Entries from a dataset of interfaces »

[Start of section]

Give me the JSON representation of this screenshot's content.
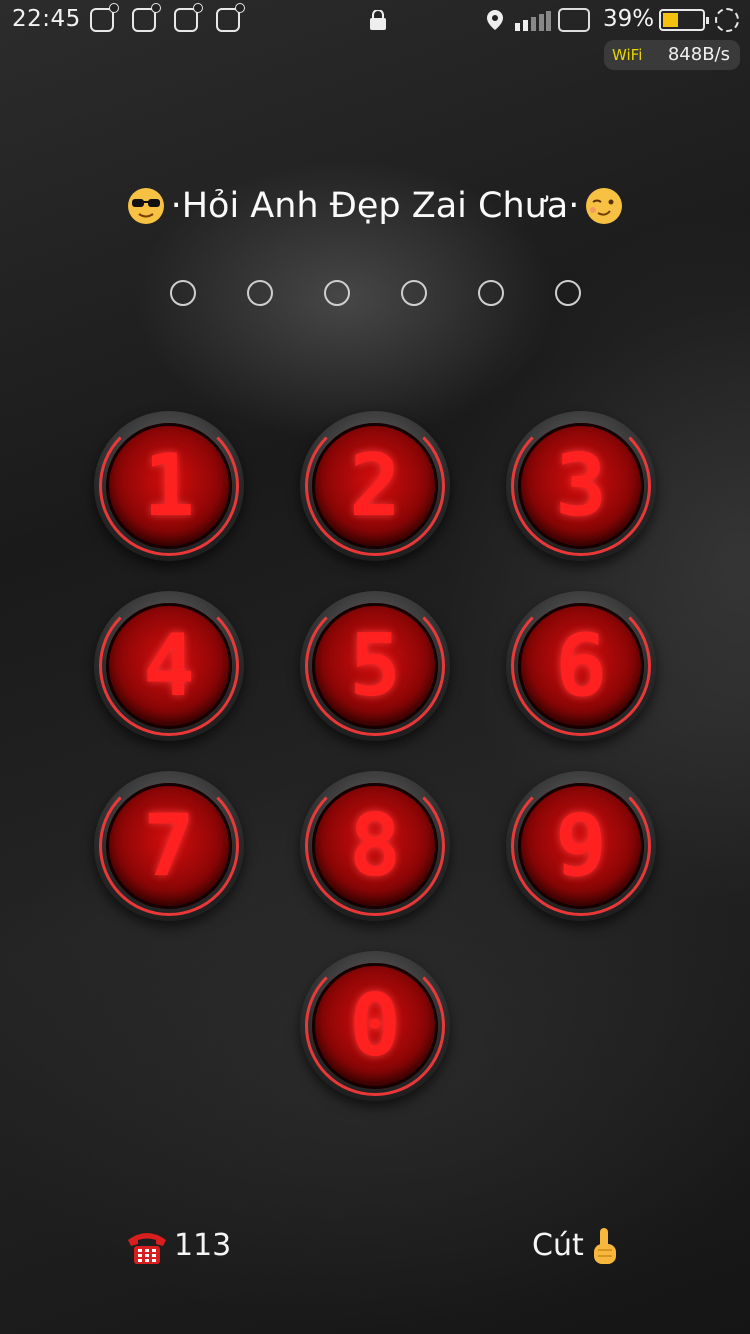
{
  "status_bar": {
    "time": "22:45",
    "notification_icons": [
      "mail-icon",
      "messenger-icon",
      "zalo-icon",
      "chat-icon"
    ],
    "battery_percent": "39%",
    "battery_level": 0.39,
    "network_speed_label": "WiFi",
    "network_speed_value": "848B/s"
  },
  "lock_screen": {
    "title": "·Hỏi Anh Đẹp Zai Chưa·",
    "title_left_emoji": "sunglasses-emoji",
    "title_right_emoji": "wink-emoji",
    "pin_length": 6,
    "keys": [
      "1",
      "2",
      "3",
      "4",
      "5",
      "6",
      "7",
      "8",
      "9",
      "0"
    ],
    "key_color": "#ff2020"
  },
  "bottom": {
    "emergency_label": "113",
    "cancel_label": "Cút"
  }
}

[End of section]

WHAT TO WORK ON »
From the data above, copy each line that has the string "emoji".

YOUR RESPONSE »
    "title_left_emoji": "sunglasses-emoji",
    "title_right_emoji": "wink-emoji",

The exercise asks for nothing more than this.